Indians fans adored Vizquel for his honesty, his humility and his grace on and off the field. If the team were a bit more inclined to work within the paramteres of free agency, Vizquel might have played his entire career there, but Cleveland felt they could no longer afford the aging shortstop.
A half-decade after ending his decade-long tenure in Cleveland, Vizquel is still going. He will breeze by 2,800 hits this season, now as a member of the Chicago White Sox. Along the way, he became the first shortstop to win Gold Gloves in both leagues, with San Francisco in 2005. He did it again in 2006. He also became the oldest shortstop to win the award in 2005, and solidified the record the next year. In 2008, he took (from Aparicio) the record for most games played at shortstop in big-league history.
In 2009, he went to the Texas Rangers. He mentored the next great Venezuelan shortstop there, a Vizquel/Aparicio clone named Elvis Andrus. Vizquel also broke Aparicio’s record for hits by a Venezuelan-born player that season.
He came to the White Sox thereafter, and now will enter his second season playing for manager Ozzie Guillen—a Venezuelan shortstop and the bridge from Concepcion to Vizquel in the nation’s shortstop lineage. Guillen wears 13, in honor of Concepcion. Vizquel, with permission from its sometime owner, wears the formerly retired number 11 for Chicago—the number that belonged to Aparicio himself. Last year, at 43, Vizquel had his best season since 2006, and helped keep the White Sox in contention long after they deserved to be fighting for a playoff berth.
He is the active leader in sacrifice bunts, with 251, and second place on the active list—teammate Juan Pierre—has fewer than half as many. History will not remember quite how good Omar Vizquel was, and the fact that he played so selflessly is one big reason. Another is that he played alongside so many of the era’s best players, and looked a bit less magical in comparison. Still another is that, not unlike Brett Favre, he played fully a decade past the peak of his powers. Perhaps more. Probably more.
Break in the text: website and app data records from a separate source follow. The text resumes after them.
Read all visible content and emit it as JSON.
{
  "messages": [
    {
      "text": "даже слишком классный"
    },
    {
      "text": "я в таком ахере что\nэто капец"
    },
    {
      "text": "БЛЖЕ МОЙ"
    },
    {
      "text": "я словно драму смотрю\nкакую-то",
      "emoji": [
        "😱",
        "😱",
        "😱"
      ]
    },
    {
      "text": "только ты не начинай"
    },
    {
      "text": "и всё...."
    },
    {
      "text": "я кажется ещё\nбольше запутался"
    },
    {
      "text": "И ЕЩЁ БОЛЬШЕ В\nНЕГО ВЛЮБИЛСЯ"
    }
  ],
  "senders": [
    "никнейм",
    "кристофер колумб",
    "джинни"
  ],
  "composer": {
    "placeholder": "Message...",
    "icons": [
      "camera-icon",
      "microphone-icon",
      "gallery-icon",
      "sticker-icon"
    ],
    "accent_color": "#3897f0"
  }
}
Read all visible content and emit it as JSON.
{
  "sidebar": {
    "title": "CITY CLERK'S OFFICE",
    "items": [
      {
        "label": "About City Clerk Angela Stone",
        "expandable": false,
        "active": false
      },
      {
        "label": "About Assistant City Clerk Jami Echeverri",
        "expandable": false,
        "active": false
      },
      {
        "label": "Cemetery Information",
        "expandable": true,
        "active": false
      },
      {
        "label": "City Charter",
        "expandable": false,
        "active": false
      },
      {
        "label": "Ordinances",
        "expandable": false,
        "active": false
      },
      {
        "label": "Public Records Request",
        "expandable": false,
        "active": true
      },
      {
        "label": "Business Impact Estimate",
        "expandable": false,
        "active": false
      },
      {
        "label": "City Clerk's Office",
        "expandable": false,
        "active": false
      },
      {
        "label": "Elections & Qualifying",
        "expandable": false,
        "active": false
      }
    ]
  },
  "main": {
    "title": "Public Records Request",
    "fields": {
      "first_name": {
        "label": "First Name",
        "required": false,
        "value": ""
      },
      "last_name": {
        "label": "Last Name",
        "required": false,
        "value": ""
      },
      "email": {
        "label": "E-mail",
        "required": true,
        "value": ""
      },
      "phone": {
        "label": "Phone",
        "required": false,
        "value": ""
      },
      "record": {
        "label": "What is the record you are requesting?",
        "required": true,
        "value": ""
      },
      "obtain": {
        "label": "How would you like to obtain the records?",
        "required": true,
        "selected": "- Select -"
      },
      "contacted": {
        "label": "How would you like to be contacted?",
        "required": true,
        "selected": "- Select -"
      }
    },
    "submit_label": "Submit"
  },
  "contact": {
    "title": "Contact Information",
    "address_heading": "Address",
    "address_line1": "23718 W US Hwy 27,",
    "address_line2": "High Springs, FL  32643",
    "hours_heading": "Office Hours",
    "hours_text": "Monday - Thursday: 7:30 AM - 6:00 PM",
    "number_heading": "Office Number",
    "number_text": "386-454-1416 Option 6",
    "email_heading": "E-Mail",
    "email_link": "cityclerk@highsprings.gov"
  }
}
All that said, Omar Vizquel belongs in the Hall of Fame. He is as good or better than Rabbit Maranville, Luis Aparicio and Ozzie Smith. The fact that (arguably) none of those men deserved enshrinement ought not to bar Vizquel from joining them: In this case, the affront to his legacy that would be perpetrated by placing him on a lower plane than these would far outweigh the issues of the Hall’s integrity that his induction could raise.